Date: Sun, 30 Jun 1996 19:11:35
From: Brian Sandle <firstname.lastname@example.org>
Subject: Re: Legal problems with access
On Sun, 30 Jun 1996, Anexia wrote:
> Procuring hallucinogens legally can be done, but administering
> them legally cannot (at least in the US). Getting these substances
> lowered from a class one status to class two status seems important yet
> improbable. The Religious Right would go loony-toons at the suggestion
> that these "evil, Satanic drugs" be administerd to people on their death
> beds. I don't know about Europe, but in the US, the church has MAJOR
> political pull. It is almost a political party itself. They want a
> monopoly on spiritual experiences. Since they cannot offer
> transcendental experiences, anything that can is considered deadly
So is it the church in China which has just executed people for drug crimes?
I think I'll be a bit monotonous on this for a while and ask what do drug
people do to look after their failures? You criticise the church, but
they do have some role in looking after people.
They do not quibble so much at others' spiritual ways, but at cleaning up
mess. Demonstrate no mess for a start. And while there is any mess it is
likely that new users could be hurt badly at death, too, as by scopalamine.
I imagine you are asking for legality for accustomed users to have the
drug at the death bed in the hospital, so it would be looked at as a foot
in the door for legalising the earlier use.
While attempting to get these things legalized for the
> dying is all-important, my guess is that we'll have to break a few laws
> if we want to adminiser hallucinogens anytime soon.
Which a lot of people may have been doing, but I hope

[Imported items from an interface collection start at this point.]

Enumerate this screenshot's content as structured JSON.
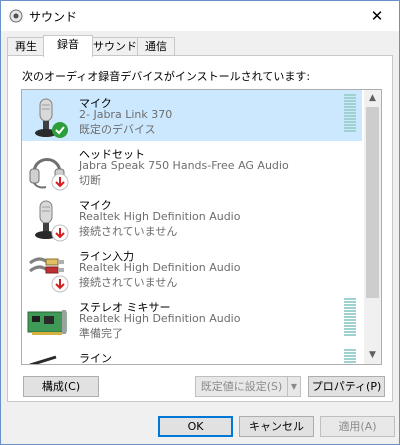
{
  "window": {
    "title": "サウンド",
    "close_glyph": "✕"
  },
  "tabs": [
    {
      "label": "再生"
    },
    {
      "label": "録音"
    },
    {
      "label": "サウンド"
    },
    {
      "label": "通信"
    }
  ],
  "panel": {
    "label": "次のオーディオ録音デバイスがインストールされています:"
  },
  "devices": [
    {
      "name": "マイク",
      "desc": "2- Jabra Link 370",
      "status": "既定のデバイス",
      "icon": "microphone-icon",
      "badge": "green-check-badge",
      "selected": true,
      "level": 0
    },
    {
      "name": "ヘッドセット",
      "desc": "Jabra Speak 750 Hands-Free AG Audio",
      "status": "切断",
      "icon": "headset-icon",
      "badge": "red-down-arrow-badge"
    },
    {
      "name": "マイク",
      "desc": "Realtek High Definition Audio",
      "status": "接続されていません",
      "icon": "microphone-icon",
      "badge": "red-down-arrow-badge"
    },
    {
      "name": "ライン入力",
      "desc": "Realtek High Definition Audio",
      "status": "接続されていません",
      "icon": "line-in-cable-icon",
      "badge": "red-down-arrow-badge"
    },
    {
      "name": "ステレオ ミキサー",
      "desc": "Realtek High Definition Audio",
      "status": "準備完了",
      "icon": "sound-card-icon",
      "badge": "",
      "level": 0
    },
    {
      "name": "ライン",
      "desc": "",
      "status": "",
      "icon": "line-icon",
      "badge": ""
    }
  ],
  "buttons": {
    "configure": "構成(C)",
    "set_default": "既定値に設定(S)",
    "properties": "プロパティ(P)",
    "ok": "OK",
    "cancel": "キャンセル",
    "apply": "適用(A)"
  },
  "colors": {
    "selected_row": "#cce8ff",
    "accent": "#0078d7",
    "check_green": "#2e9e3b",
    "arrow_red": "#d42020"
  }
}
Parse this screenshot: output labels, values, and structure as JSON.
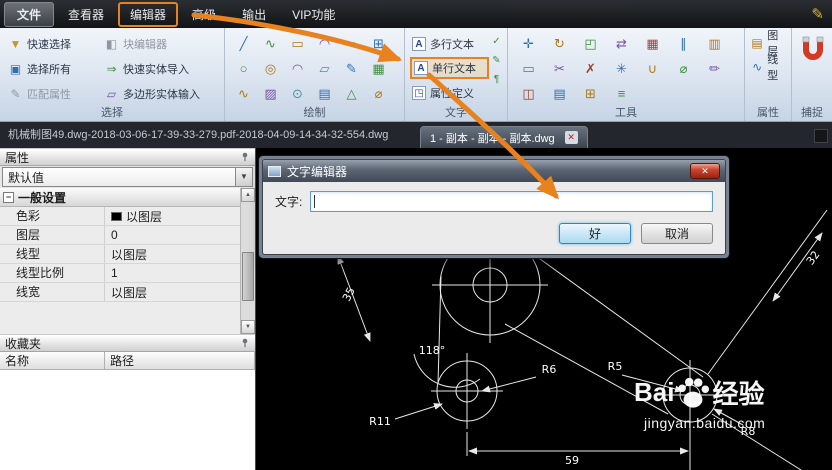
{
  "menubar": {
    "items": [
      "文件",
      "查看器",
      "编辑器",
      "高级",
      "输出",
      "VIP功能"
    ]
  },
  "ribbon": {
    "selection": {
      "label": "选择",
      "items": [
        "快速选择",
        "块编辑器",
        "选择所有",
        "快速实体导入",
        "匹配属性",
        "多边形实体输入"
      ]
    },
    "draw": {
      "label": "绘制"
    },
    "text": {
      "label": "文字",
      "items": [
        "多行文本",
        "单行文本",
        "属性定义"
      ]
    },
    "tools": {
      "label": "工具"
    },
    "props": {
      "label": "属性",
      "items": [
        "图层",
        "线型"
      ]
    },
    "snap": {
      "label": "捕捉"
    }
  },
  "tabbar": {
    "path_text": "机械制图49.dwg-2018-03-06-17-39-33-279.pdf-2018-04-09-14-34-32-554.dwg",
    "active_tab": "1 - 副本 - 副本 - 副本.dwg"
  },
  "properties_panel": {
    "title": "属性",
    "preset_value": "默认值",
    "group_title": "一般设置",
    "rows": [
      {
        "label": "色彩",
        "value": "以图层"
      },
      {
        "label": "图层",
        "value": "0"
      },
      {
        "label": "线型",
        "value": "以图层"
      },
      {
        "label": "线型比例",
        "value": "1"
      },
      {
        "label": "线宽",
        "value": "以图层"
      }
    ]
  },
  "favorites_panel": {
    "title": "收藏夹",
    "columns": [
      "名称",
      "路径"
    ]
  },
  "dialog": {
    "title": "文字编辑器",
    "field_label": "文字:",
    "input_value": "",
    "ok": "好",
    "cancel": "取消"
  },
  "drawing": {
    "labels": {
      "dim35": "35",
      "angle118": "118°",
      "r6": "R6",
      "r5": "R5",
      "r11": "R11",
      "r8": "R8",
      "dim59": "59",
      "dim32": "32"
    }
  },
  "watermark": {
    "prefix": "Bai",
    "suffix": "经验",
    "domain": "jingyan.baidu.com"
  },
  "colors": {
    "accent_orange": "#e8821e",
    "snap_red": "#d43a22"
  },
  "icons": {
    "pencil": "✎",
    "quick_select": "▼",
    "block_editor": "◧",
    "select_all": "▣",
    "entity_import": "⇒",
    "match_props": "✎",
    "polygon_input": "▱",
    "draw": [
      "╱",
      "∿",
      "▭",
      "◠",
      "≈",
      "⊞",
      "○",
      "◎",
      "◠",
      "▱",
      "✎",
      "▦",
      "∿",
      "▨",
      "⊙",
      "▤",
      "△",
      "⌀"
    ],
    "text_letter": "A",
    "attr_def": "◳",
    "spell_check": "✓",
    "side_edit": "✎",
    "side_para": "¶",
    "tools": [
      "✛",
      "↻",
      "◰",
      "⇄",
      "▦",
      "∥",
      "▥",
      "▭",
      "✂",
      "✗",
      "✳",
      "∪",
      "⌀",
      "✏",
      "◫",
      "▤",
      "⊞",
      "≡"
    ],
    "layers": "▤",
    "linetype": "∿",
    "caret_down": "▾",
    "arrow_up": "▲",
    "arrow_down": "▼",
    "close": "✕",
    "minus": "−"
  }
}
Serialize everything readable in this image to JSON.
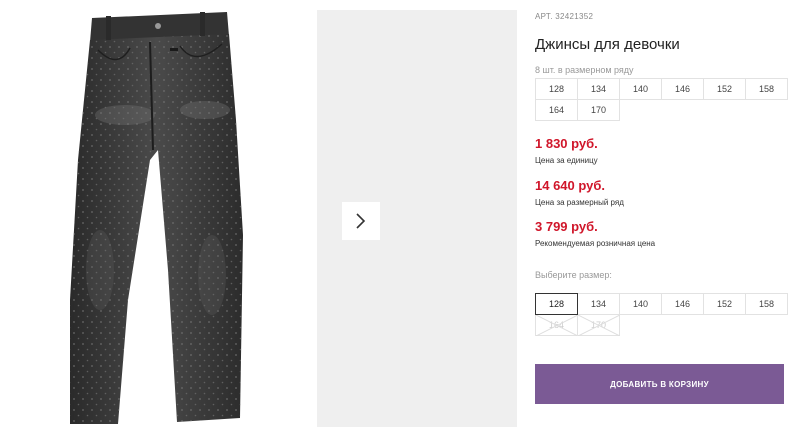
{
  "product": {
    "article_label": "АРТ.",
    "article_number": "32421352",
    "title": "Джинсы для девочки",
    "image_icon": "jeans-photo"
  },
  "gallery": {
    "next_icon": "chevron-right-icon"
  },
  "pack": {
    "label": "8 шт. в размерном ряду",
    "sizes": [
      "128",
      "134",
      "140",
      "146",
      "152",
      "158",
      "164",
      "170"
    ]
  },
  "prices": [
    {
      "value": "1 830 руб.",
      "caption": "Цена за единицу"
    },
    {
      "value": "14 640 руб.",
      "caption": "Цена за размерный ряд"
    },
    {
      "value": "3 799 руб.",
      "caption": "Рекомендуемая розничная цена"
    }
  ],
  "size_select": {
    "label": "Выберите размер:",
    "selected": "128",
    "sizes": [
      "128",
      "134",
      "140",
      "146",
      "152",
      "158"
    ],
    "unavailable": [
      "164",
      "170"
    ]
  },
  "cart": {
    "add_label": "ДОБАВИТЬ В КОРЗИНУ"
  },
  "colors": {
    "price": "#d0162a",
    "button": "#7b5a95",
    "gallery_bg": "#efefef"
  }
}
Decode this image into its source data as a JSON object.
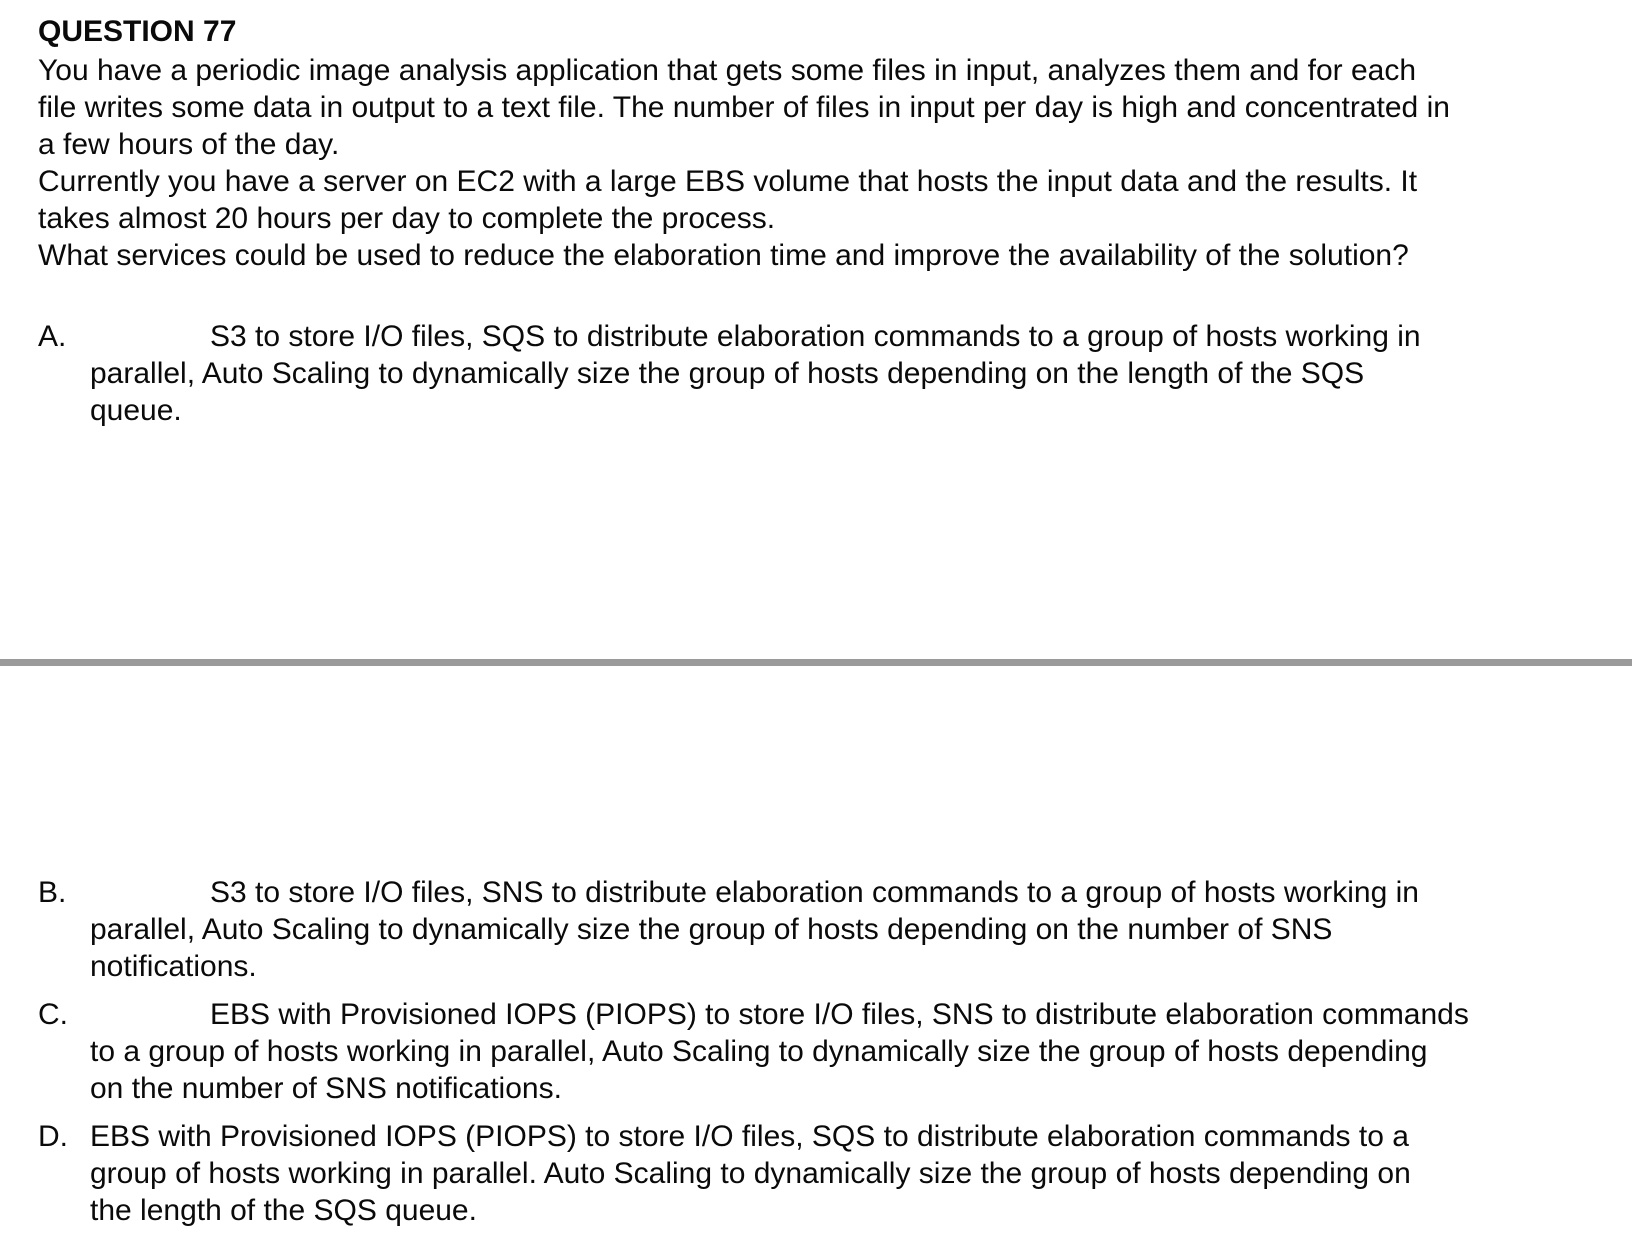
{
  "question": {
    "title": "QUESTION 77",
    "stem_lines": [
      "You have a periodic image analysis application that gets some files in input, analyzes them and for each",
      "file writes some data in output to a text file. The number of files in input per day is high and concentrated in",
      "a few hours of the day.",
      "Currently you have a server on EC2 with a large EBS volume that hosts the input data and the results. It",
      "takes almost 20 hours per day to complete the process.",
      "What services could be used to reduce the elaboration time and improve the availability of the solution?"
    ]
  },
  "options": [
    {
      "letter": "A.",
      "lines": [
        "S3 to store I/O files, SQS to distribute elaboration commands to a group of hosts working in",
        "parallel, Auto Scaling to dynamically size the group of hosts depending on the length of the SQS",
        "queue."
      ]
    },
    {
      "letter": "B.",
      "lines": [
        "S3 to store I/O files, SNS to distribute elaboration commands to a group of hosts working in",
        "parallel, Auto Scaling to dynamically size the group of hosts depending on the number of SNS",
        "notifications."
      ]
    },
    {
      "letter": "C.",
      "lines": [
        "EBS with Provisioned IOPS (PIOPS) to store I/O files, SNS to distribute elaboration commands",
        "to a group of hosts working in parallel, Auto Scaling to dynamically size the group of hosts depending",
        "on the number of SNS notifications."
      ]
    },
    {
      "letter": "D.",
      "lines": [
        "EBS with Provisioned IOPS (PIOPS) to store I/O files, SQS to distribute elaboration commands to a",
        "group of hosts working in parallel. Auto Scaling to dynamically size the group of hosts depending on",
        "the length of the SQS queue."
      ]
    }
  ]
}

confusion does not come to the lives of some as sales pressure looms
on them to take the substances at the legal time for a first go if any